    While we are arguably entering the most interesting\exciting\scary(?) times of computing metamorphosis (into god knows what the future brings) these old machines have a special place in my memory and heart.
    Maybe it's because these machines belonged to us and we choose them carefully and nurtured their health over the years. It's not the same now as things are transitioning out of our reach and the hardware is just a portal.

    I don't love any single piece of technology any more (I still appreciate new technology)... it's unnerving. Maybe its because the technology no longer needs me to look after it like my old win 98 and xp desktops did.
  • SONY = Proprietary = Fail

    Sony's big problem was their proprietary nature. I've owned a few Sony products over the years, and they always seem to screw up a good thing by blocking compatibility with common standards.
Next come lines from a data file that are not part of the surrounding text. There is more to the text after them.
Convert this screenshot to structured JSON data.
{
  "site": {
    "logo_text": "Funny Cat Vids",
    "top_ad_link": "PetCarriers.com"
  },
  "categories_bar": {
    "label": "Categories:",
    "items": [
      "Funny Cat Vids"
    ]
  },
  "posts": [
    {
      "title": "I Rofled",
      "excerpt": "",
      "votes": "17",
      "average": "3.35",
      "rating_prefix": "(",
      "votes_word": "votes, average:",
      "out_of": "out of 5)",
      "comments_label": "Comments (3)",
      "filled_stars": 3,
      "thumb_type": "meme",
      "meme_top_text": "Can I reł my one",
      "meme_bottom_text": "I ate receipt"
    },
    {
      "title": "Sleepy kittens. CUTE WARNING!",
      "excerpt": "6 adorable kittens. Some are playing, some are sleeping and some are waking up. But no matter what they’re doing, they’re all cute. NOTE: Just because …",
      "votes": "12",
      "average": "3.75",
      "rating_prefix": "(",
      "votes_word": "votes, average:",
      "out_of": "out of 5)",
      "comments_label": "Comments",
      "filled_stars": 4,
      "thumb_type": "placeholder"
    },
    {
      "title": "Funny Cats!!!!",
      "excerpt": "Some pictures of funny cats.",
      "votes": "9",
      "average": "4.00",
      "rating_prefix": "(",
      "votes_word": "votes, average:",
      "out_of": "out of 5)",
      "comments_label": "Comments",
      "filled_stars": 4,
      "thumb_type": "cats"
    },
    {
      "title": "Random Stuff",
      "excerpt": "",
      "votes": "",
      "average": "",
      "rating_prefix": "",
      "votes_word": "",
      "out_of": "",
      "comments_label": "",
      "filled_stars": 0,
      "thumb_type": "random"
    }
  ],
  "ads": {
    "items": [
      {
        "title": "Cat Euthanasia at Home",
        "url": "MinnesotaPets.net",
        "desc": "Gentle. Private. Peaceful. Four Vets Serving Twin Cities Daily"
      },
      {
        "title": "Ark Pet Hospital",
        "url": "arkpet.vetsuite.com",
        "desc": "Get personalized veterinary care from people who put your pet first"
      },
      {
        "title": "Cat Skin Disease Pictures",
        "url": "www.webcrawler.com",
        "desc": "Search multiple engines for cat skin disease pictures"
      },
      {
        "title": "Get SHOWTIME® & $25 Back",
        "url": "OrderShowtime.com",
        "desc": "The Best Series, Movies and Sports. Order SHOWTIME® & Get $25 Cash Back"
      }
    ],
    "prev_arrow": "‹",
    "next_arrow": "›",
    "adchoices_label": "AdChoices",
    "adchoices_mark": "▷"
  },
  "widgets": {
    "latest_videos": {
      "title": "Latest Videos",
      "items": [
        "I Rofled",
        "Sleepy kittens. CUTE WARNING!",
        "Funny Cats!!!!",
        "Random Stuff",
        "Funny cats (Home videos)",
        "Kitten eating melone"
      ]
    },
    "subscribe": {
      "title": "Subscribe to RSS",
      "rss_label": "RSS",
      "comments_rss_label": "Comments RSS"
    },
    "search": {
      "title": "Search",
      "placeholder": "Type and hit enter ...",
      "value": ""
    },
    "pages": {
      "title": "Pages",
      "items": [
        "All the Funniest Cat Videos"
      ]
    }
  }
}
    Also, dollar-for-dollar, Sony products are no longer a value; they usually come in with a smaller feature-set than their competitors.
  • I own a sleek IBM punchcard system...

    It's a little cumbersome, but still an awesome system. It weighs in at just under 1100 pounds and requires tens of thousands of punch cards, but still WAY better than today's laptops.

    Before you judge, the system does everything that I need it to; it can add, subtract, multiply and divide...which is all anyone really needs.
  • Re: IBM punchcard system....

    Respect. Back to the dark ages GREAT STUFF.
  • It's a shame Sony are selling Vaio because they still make the best PCs

    My late 2012 Windows 8 Vaio is an excellent piece of kit, well built, it looks good. It easily competes with Macbooks selling for £400-500 more (I paid £640, a lot for a Windows laptop).

    The trouble is Sony aren't Apple. Apple seem to have a unique position in being able to charge a premium for their products because people they're getting something extra, they're not of course but it's the public perception.

    The genius of Apple is not to have diluted their range with cheaper models (as Sony did), which only leads to people comparing the cheap and expensive models like for like and thinking they're all rubbish.

    Premium Vaios easily compete with Macbooks, not a lot of people not that.

    p.s - My 15 year old Sony Receiver is still going strong. Sadly the surround sound compete went a few years ago but as a Stereo Receiver it's still more powerful than my needs.
  • Re: Premium Vaios easily compete with MacBooks....

    Agreed the higher range Vaios are excellent but it is the Retina MacBook Pro. that continues to set the standard.